* _Your goal_
Show all lines from the listing below that contain "General".

* _Data listing_

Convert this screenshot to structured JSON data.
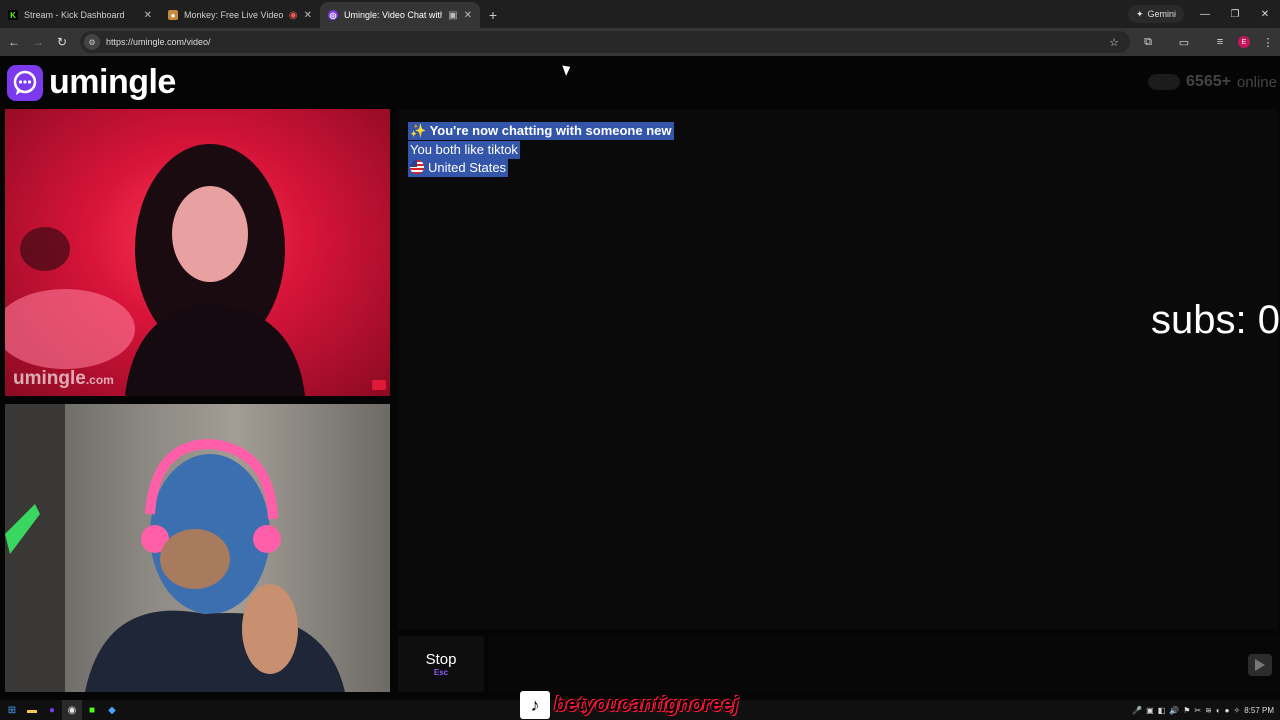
{
  "browser": {
    "tabs": [
      {
        "label": "Stream - Kick Dashboard",
        "favicon": "K",
        "favicon_color": "#53fc18"
      },
      {
        "label": "Monkey: Free Live Video Ch",
        "favicon": "🐵",
        "favicon_color": "#c58a3a"
      },
      {
        "label": "Umingle: Video Chat with S",
        "favicon": "◎",
        "favicon_color": "#7c3aed"
      }
    ],
    "new_tab": "+",
    "gemini_label": "Gemini",
    "url": "https://umingle.com/video/",
    "profile_initial": "E"
  },
  "site": {
    "brand": "umingle",
    "brand_color": "#7c3aed",
    "online_count": "6565+",
    "online_label": "online"
  },
  "video": {
    "watermark_main": "umingle",
    "watermark_suffix": ".com"
  },
  "chat": {
    "messages": [
      {
        "icon": "✨",
        "text": "You're now chatting with someone new"
      },
      {
        "text": "You both like tiktok"
      },
      {
        "flag": "us-flag",
        "text": "United States"
      }
    ]
  },
  "overlay": {
    "subs_text": "subs: 0",
    "tiktok_handle": "betyoucantignoreej"
  },
  "controls": {
    "stop_label": "Stop",
    "stop_shortcut": "Esc"
  },
  "taskbar": {
    "time": "8:57 PM"
  }
}
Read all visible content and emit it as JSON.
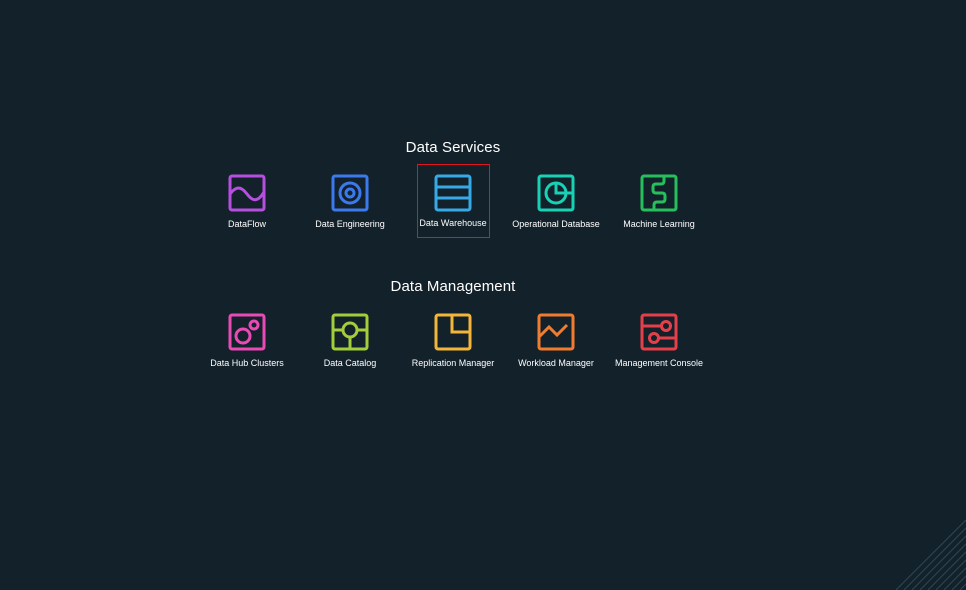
{
  "sections": [
    {
      "title": "Data Services",
      "items": [
        {
          "label": "DataFlow",
          "icon": "dataflow-icon",
          "color": "#b64fe0"
        },
        {
          "label": "Data Engineering",
          "icon": "data-engineering-icon",
          "color": "#3c79ee"
        },
        {
          "label": "Data Warehouse",
          "icon": "data-warehouse-icon",
          "color": "#37a9e6"
        },
        {
          "label": "Operational Database",
          "icon": "operational-database-icon",
          "color": "#19d1b5"
        },
        {
          "label": "Machine Learning",
          "icon": "machine-learning-icon",
          "color": "#26bf5b"
        }
      ]
    },
    {
      "title": "Data Management",
      "items": [
        {
          "label": "Data Hub Clusters",
          "icon": "data-hub-clusters-icon",
          "color": "#ea4ab6"
        },
        {
          "label": "Data Catalog",
          "icon": "data-catalog-icon",
          "color": "#a3ce3c"
        },
        {
          "label": "Replication Manager",
          "icon": "replication-manager-icon",
          "color": "#f3b63b"
        },
        {
          "label": "Workload Manager",
          "icon": "workload-manager-icon",
          "color": "#f07c2f"
        },
        {
          "label": "Management Console",
          "icon": "management-console-icon",
          "color": "#e5404a"
        }
      ]
    }
  ],
  "selected_item": "Data Warehouse",
  "selection_color": "#e0161e",
  "background_color": "#13212a"
}
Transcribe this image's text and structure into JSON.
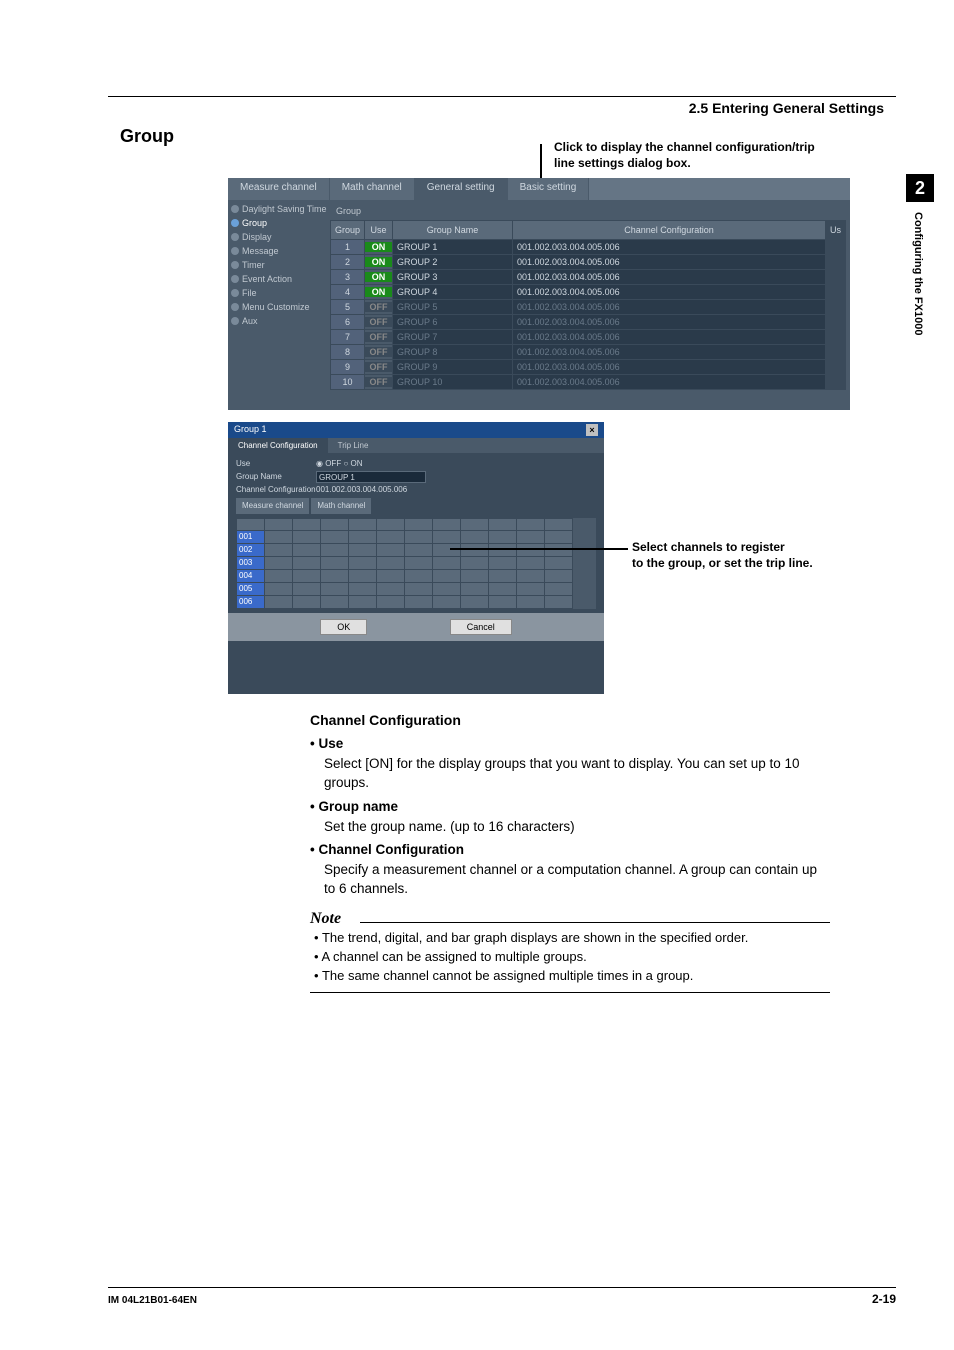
{
  "page": {
    "section_header": "2.5  Entering General Settings",
    "title": "Group",
    "footer_left": "IM 04L21B01-64EN",
    "footer_right": "2-19",
    "sidetab_num": "2",
    "sidetab_text": "Configuring the FX1000"
  },
  "anno": {
    "a1_l1": "Click to display the channel configuration/trip",
    "a1_l2": "line settings dialog box.",
    "a2_l1": "Select channels to register",
    "a2_l2": "to the group, or set the trip line."
  },
  "shot1": {
    "tabs": [
      "Measure channel",
      "Math channel",
      "General setting",
      "Basic setting"
    ],
    "sidebar": [
      "Daylight Saving Time",
      "Group",
      "Display",
      "Message",
      "Timer",
      "Event Action",
      "File",
      "Menu Customize",
      "Aux"
    ],
    "fieldset": "Group",
    "headers": {
      "group": "Group",
      "use": "Use",
      "gname": "Group Name",
      "cconf": "Channel Configuration",
      "us": "Us"
    },
    "rows": [
      {
        "n": "1",
        "use": "ON",
        "name": "GROUP 1",
        "conf": "001.002.003.004.005.006",
        "en": true
      },
      {
        "n": "2",
        "use": "ON",
        "name": "GROUP 2",
        "conf": "001.002.003.004.005.006",
        "en": true
      },
      {
        "n": "3",
        "use": "ON",
        "name": "GROUP 3",
        "conf": "001.002.003.004.005.006",
        "en": true
      },
      {
        "n": "4",
        "use": "ON",
        "name": "GROUP 4",
        "conf": "001.002.003.004.005.006",
        "en": true
      },
      {
        "n": "5",
        "use": "OFF",
        "name": "GROUP 5",
        "conf": "001.002.003.004.005.006",
        "en": false
      },
      {
        "n": "6",
        "use": "OFF",
        "name": "GROUP 6",
        "conf": "001.002.003.004.005.006",
        "en": false
      },
      {
        "n": "7",
        "use": "OFF",
        "name": "GROUP 7",
        "conf": "001.002.003.004.005.006",
        "en": false
      },
      {
        "n": "8",
        "use": "OFF",
        "name": "GROUP 8",
        "conf": "001.002.003.004.005.006",
        "en": false
      },
      {
        "n": "9",
        "use": "OFF",
        "name": "GROUP 9",
        "conf": "001.002.003.004.005.006",
        "en": false
      },
      {
        "n": "10",
        "use": "OFF",
        "name": "GROUP 10",
        "conf": "001.002.003.004.005.006",
        "en": false
      }
    ]
  },
  "shot2": {
    "title": "Group 1",
    "tabs": [
      "Channel Configuration",
      "Trip Line"
    ],
    "use_label": "Use",
    "use_off": "OFF",
    "use_on": "ON",
    "gname_label": "Group Name",
    "gname_value": "GROUP 1",
    "cconf_label": "Channel Configuration",
    "cconf_value": "001.002.003.004.005.006",
    "btn_measure": "Measure channel",
    "btn_math": "Math channel",
    "channels": [
      "001",
      "002",
      "003",
      "004",
      "005",
      "006"
    ],
    "ok": "OK",
    "cancel": "Cancel"
  },
  "content": {
    "cc_title": "Channel Configuration",
    "use_t": "•  Use",
    "use_b": "Select [ON] for the display groups that you want to display. You can set up to 10 groups.",
    "gn_t": "•  Group name",
    "gn_b": "Set the group name. (up to 16 characters)",
    "cc_t": "•  Channel Configuration",
    "cc_b": "Specify a measurement channel or a computation channel. A group can contain up to 6 channels.",
    "note": "Note",
    "n1": "The trend, digital, and bar graph displays are shown in the specified order.",
    "n2": "A channel can be assigned to multiple groups.",
    "n3": "The same channel cannot be assigned multiple times in a group."
  }
}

* _Answer for this exercise_
    "section_header": "2.5  Entering General Settings",
      "General setting",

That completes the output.